Monterey Bay Aquarium Research Institute

Hawaii Cruise
March 13, 2001 to June 2, 2001
Monterey to Hawaii and back
Logbook

May 31, 2001: Leg 5; Day 10

Ginger writes: Hi All, This will likely be our last update and we wanted to acknowledge the crew for all their help and hard work. Nice day today. One more station to go! See you very soon.

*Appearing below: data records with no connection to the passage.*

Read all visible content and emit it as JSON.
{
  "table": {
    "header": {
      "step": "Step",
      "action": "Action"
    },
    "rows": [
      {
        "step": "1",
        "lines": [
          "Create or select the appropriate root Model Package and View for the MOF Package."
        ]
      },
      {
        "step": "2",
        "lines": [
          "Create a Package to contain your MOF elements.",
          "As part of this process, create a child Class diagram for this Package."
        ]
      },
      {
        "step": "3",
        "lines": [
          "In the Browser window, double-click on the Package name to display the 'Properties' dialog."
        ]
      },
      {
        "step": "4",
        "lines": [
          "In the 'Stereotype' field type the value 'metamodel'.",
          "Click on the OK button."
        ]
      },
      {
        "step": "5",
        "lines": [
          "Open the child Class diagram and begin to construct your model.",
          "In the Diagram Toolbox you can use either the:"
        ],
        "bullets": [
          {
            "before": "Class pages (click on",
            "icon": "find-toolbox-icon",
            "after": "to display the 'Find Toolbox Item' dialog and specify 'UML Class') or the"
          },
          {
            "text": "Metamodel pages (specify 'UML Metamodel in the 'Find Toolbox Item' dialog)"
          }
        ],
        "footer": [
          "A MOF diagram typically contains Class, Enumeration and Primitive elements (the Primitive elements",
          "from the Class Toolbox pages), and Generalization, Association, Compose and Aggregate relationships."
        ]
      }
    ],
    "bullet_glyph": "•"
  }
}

Ken Johnson writes: Two hundred and forty nautical miles to go, bearing 61 degrees, speed 9.8 knots. We had sustained winds of 35 knots all of the afternoon and evening yesterday with big 12+ foot seas coming over the port bow. Wow, am I glad we’re on a SWATH vessel. This would be a very uncomfortable course in a monohull. The waves would lift the stern of a conventional ship and the bow would smash down into the next wave. That pounding is very tough on people - try sleeping while someone keeps throwing you out of bed. There would be lots of corkscrewing with the sea coming from the bow quarter. Hold on to that tummy. Because of the small waterplane area, twin hull design on the Western Flyer, this ship doesn’t pitch up and down much as the waves go by. We just ripped through the weather without slowing down. The motion is kind of like flying in a small plane through turbulence. Lots of sudden jars and bumps, but no big rolling motion, only an occasional big slam when a large wave breaks on the side.

The wind is down to 20 knots now and the seas are dropping. We’re getting closer and everyone, especially the crew, are eager to get in. The crew has been gone 80+ days now and that’s a long time on a small ship and a long time to be away from family. Our two legs of the expedition have been an outstanding success, due in large part to their efforts. Everything has gone flawlessly. All the towed fish launches and recoveries were perfect. We’ve towed this system about 5000 miles on the two legs with no problems. That’s about 500 hours of towing and about 1000 iron and aluminum analyses that we’ve obtained from this system. It must be some kind of record. All of the hydro casts on this leg have gone right on schedule. It takes a lot of skilled people to make this happen and we’d like to thank them all - Ian, Darrell, and Steve on the bridge, Pete, Tim, Dave and Dan, in engineering, Andy and Lance on the deck and Doug has kept us all well fed.


We finished a hydrocast last night, collecting 12 samples to 500 m with the rosette. Josh was up all night running iron samples from the cast, keeping Steve company as he tended the underway mapping systems. That was station 7. We have station 8 tonight. We’ll collect samples down to 1500 m on this profile. That will give Josh another long night. Station 9 will come Friday morning at 0630 and then we’re done with hydrocasts. That will give us about 10 hours to run that last batch of samples before we tie up. We’ll probably be doing chemistry until the lines go ashore. The iron profiles that we have collected with our little rosette are beautiful, probably the best we have ever seen by anyone, anywhere. We had to add another significant figure to our spreadsheets, to reflect the precision of the data - a few picomolar it looks like.

The underway systems are continuing to churn out numbers, although they are starting to get a little tired. Time for a day of maintenance, but we don’t have it. Ginger is patching them together, right now, to keep them running for one more day. The iron and aluminum concentrations continue to be very low, with a few excursions to higher numbers. These high numbers occur at large temperature fronts - perhaps they are jets of coastal water extending out from the shore. So long for now.


 

Previous Day